[SUPPLIED MATERIAL]
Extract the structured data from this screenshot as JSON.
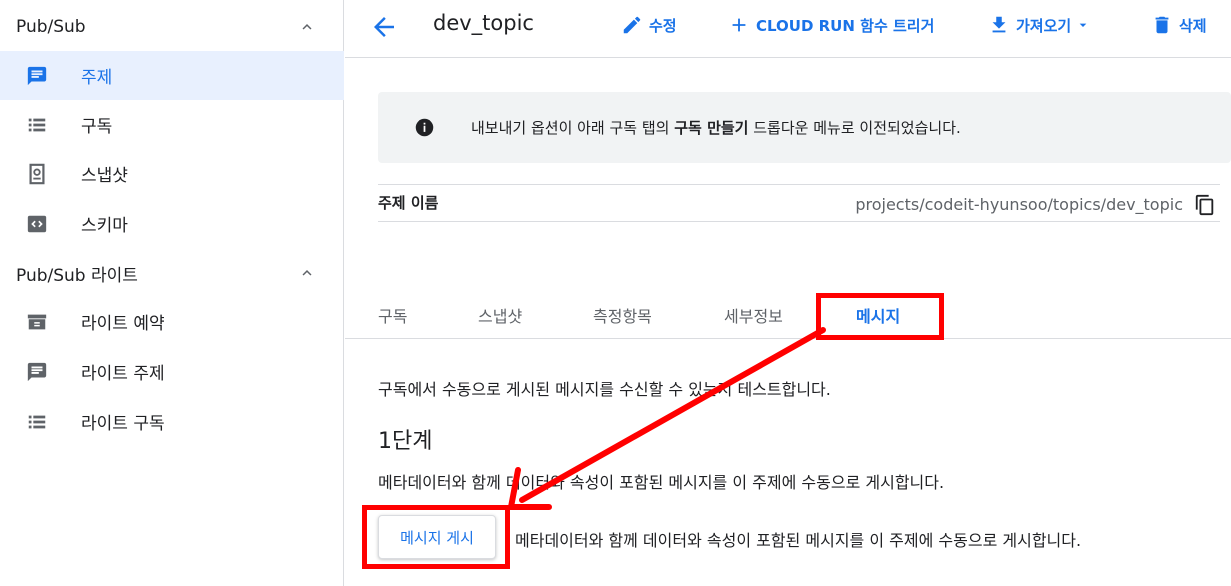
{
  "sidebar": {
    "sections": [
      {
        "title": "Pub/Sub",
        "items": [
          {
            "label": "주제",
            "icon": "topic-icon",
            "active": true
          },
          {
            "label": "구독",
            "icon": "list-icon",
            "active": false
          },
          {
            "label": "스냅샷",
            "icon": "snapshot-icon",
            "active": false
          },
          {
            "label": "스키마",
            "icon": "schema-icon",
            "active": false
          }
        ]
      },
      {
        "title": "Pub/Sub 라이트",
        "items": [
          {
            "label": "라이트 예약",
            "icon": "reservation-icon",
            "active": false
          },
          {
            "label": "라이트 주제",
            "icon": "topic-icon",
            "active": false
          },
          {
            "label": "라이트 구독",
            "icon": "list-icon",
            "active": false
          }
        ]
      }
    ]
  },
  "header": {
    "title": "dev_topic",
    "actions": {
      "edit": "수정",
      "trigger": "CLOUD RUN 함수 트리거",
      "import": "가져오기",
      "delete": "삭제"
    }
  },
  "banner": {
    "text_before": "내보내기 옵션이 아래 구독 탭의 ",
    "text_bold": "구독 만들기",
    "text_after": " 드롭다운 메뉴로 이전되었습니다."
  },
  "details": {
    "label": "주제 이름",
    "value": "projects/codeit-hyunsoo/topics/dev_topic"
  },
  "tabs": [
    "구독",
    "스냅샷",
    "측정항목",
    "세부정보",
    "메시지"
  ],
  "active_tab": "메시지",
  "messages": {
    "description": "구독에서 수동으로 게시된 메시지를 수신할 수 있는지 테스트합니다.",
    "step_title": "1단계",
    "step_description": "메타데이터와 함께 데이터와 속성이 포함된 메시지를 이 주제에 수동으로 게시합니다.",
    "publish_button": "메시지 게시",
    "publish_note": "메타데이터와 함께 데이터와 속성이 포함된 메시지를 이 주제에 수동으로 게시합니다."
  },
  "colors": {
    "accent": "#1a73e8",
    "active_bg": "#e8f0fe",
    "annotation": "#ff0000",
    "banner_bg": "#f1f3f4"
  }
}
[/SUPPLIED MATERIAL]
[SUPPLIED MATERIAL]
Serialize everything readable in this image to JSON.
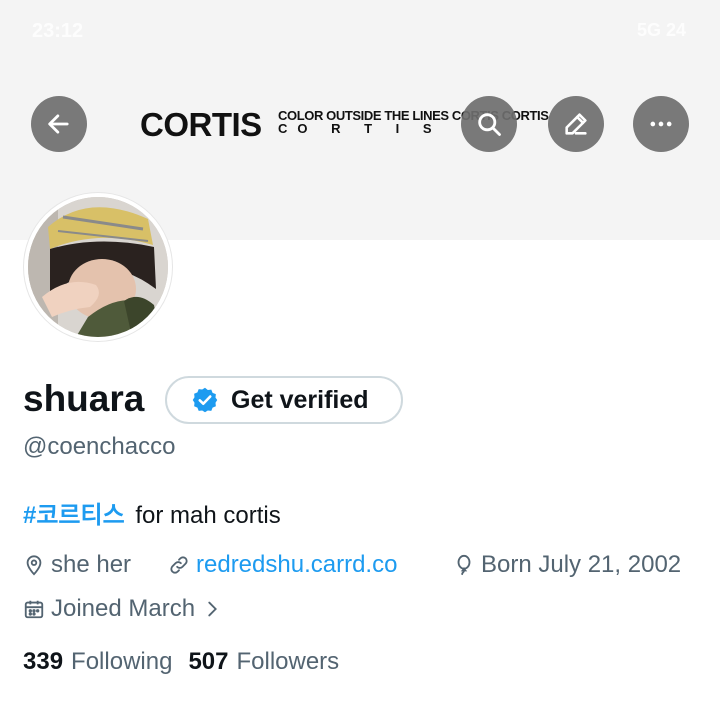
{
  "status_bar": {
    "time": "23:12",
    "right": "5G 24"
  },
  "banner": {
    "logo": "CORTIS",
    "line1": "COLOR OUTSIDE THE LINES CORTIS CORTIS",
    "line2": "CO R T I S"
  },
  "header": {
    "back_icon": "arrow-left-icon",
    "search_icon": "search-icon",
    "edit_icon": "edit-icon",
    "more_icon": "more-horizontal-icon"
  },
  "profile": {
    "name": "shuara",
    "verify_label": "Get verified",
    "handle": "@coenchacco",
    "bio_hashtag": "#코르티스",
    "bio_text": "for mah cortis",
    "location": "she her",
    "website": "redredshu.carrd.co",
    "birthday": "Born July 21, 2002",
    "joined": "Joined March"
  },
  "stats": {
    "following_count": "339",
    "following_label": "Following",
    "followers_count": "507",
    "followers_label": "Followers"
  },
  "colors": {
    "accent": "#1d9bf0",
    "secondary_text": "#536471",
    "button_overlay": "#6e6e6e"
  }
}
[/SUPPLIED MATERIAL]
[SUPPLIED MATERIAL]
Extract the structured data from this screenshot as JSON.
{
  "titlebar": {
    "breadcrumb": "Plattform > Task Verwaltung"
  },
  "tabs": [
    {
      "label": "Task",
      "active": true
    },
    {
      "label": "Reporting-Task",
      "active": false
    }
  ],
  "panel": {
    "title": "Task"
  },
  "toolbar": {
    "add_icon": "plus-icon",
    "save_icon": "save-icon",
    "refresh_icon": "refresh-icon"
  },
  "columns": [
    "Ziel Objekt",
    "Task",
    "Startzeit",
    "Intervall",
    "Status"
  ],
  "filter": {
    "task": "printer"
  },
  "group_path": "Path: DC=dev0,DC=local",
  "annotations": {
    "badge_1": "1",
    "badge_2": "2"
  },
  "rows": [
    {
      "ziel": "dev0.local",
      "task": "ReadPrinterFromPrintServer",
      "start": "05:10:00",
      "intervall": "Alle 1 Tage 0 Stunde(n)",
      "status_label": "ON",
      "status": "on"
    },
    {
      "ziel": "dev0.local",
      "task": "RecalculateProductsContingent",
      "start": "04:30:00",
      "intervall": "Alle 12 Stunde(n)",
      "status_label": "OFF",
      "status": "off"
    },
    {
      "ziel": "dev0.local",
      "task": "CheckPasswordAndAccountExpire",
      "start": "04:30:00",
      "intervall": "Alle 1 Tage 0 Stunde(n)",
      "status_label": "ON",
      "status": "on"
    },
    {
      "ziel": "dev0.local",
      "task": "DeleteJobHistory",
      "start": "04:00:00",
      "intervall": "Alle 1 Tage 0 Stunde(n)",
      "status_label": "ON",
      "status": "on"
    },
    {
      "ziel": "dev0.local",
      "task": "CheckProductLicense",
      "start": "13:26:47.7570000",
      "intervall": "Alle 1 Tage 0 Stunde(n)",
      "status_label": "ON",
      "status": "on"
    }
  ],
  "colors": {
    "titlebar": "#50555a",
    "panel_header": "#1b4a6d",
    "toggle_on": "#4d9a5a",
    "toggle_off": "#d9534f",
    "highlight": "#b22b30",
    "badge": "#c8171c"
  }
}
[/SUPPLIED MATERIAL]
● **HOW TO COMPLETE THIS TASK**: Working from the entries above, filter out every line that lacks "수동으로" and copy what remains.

● **SOLUTION TO THE EXERCISE**:
    "description": "구독에서 수동으로 게시된 메시지를 수신할 수 있는지 테스트합니다.",
    "step_description": "메타데이터와 함께 데이터와 속성이 포함된 메시지를 이 주제에 수동으로 게시합니다.",
    "publish_note": "메타데이터와 함께 데이터와 속성이 포함된 메시지를 이 주제에 수동으로 게시합니다."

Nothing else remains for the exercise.